Himanshi, now in her 30s, has been fishing from a young age, first in rivers and estuaries in Malwan taluka with her family, and three years ago, after they bought the boat, out in the Arabian Sea with her husband. She is one of the few women working at Malwan’s Dandi beach who can swiftly cast a net, and is among the 10,635 residents of the taluka’s total population of 111,807, who are engaged in fishing
"I used to work on other boats with my husband to sort fish,” she says, “but three years ago we had enough money to buy our own small [non-motorised gillnet] boat, and since then we've been fishing together."
Nearby, an auctioneer shouts “Teenshe, teenshe daha, teenshe vees!” [300, 310, 320 rupees] while several fishermen haul out crates of catch from their boats and stack them up on the beach for display. Traders and agents weave their way through the crowd and haggle for the best deals. Stray dogs, cats and birds dart in and steal their share of treats.
"We usually fish every morning,“ Himanshi adds. “And when we don’t go because of bad weather or other reasons, we go to the morning market to cut and clean fish. And every evening we're at the auction."
While fishing across much of India is usually done by men, it is typically women like Himanshi who are central to the other components of the trade, like the processing and selling of fish. They form around 66.7 per cent of the post-harvest workforce in fisheries across the country, and are integral to the industry. The last Marine Fisheries Census (2010) records about 4 lakh women in the post-harvest workforce (in all activities except the actual fishing process). In addition, nearly 40,000 women are involved in collecting ‘fish seeds’ (or eggs) for aquaculture.
“It’s exhausting work – buying, transporting, icing and storing the fish, and finally cutting and selling it. And we do it all on our own,” says Juanita (full name not recorded), a trader and widow, sitting in her one-room brick and asbestos house on Dandi beach, where several bills from her fish purchases at the auction are threaded through a metal wire hanging on a wall.
The fish auction would not be complete without traders like Juanita, who purchase a wide variety of fish that they later sell either at the local market or in small towns nearby. Haggling with auctioneers is part of their daily routine, and each has her own strategy for getting the best price – some agree to pay the final price at the end of the auction but convince the auctioneer to throw in a few extra fish. Others quietly push for a small discount (at times even as small as Rs. 5) once the auction process is over.
The long day of selling fish goes by with chatter and discussions about the diminishing catch and which fish to cook for dinner. Women here usually run the fish cleaning processes too.
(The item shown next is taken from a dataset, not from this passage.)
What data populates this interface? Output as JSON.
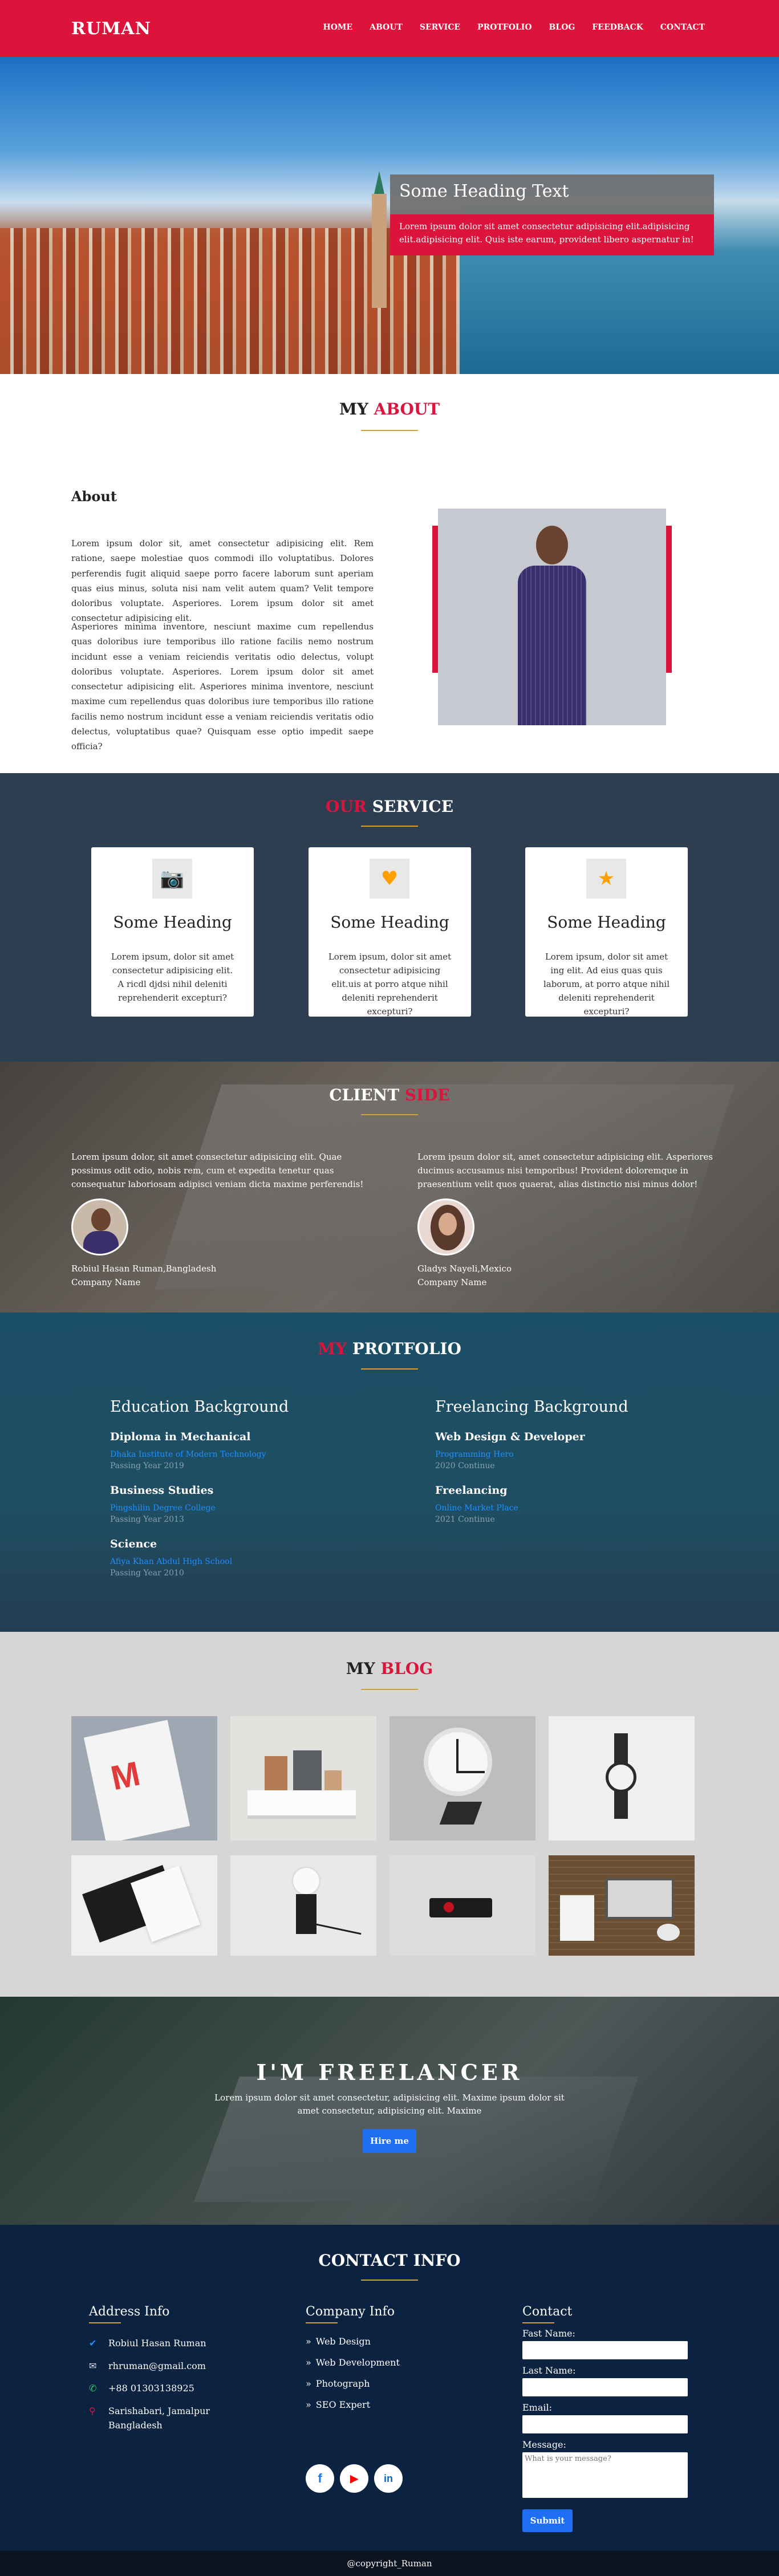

From washing and scaling to gutting and cutting, each fish is handled with surgical precision.
“I left school after the ninth standard, and have been working with fish drying ever since. I had to do something to fill my stomach,” says 42-year-old Benny Fernandes, a labourer in Devbag village of Malwan taluka, who earns around Rs. 4,000 a month. She adroitly hoists a basket of dried fish in one arm while carrying her infant child in the other. Fish drying is also largely done by women across India, and involves long hours of labour under the scorching sun. "During the monsoon we have no fish drying work, so we take on odd jobs and survive,” Benny adds.
Women like Himanshi, Juanita and Benny are particularly vulnerable members of fishing communities, studies have shown, and are especially affected by the present state of fisheries – hit by overfishing, the dominance of mechanised fisheries, declining catch, climate change and other problems faced by small-scale fisherfolk.
And most of the women in this occupation don’t receive the same benefits and subsidies as men working in fishing, though they too are equally dependent on this work. For example, during the monsoon ban on fishing, the families of fishermen in some states receive a monthly compensation from the government. But the families of fisherwomen (without fishermen) are not given the same.
Back on Dandi beach, by the time it is evening, the women start off on another set of tasks – chasing their children, completing household chores and more. With the setting sun, their workplace moves from the shore to their homes.
This article is based on work carried out by the authors as part of a project at Dakshin Foundation.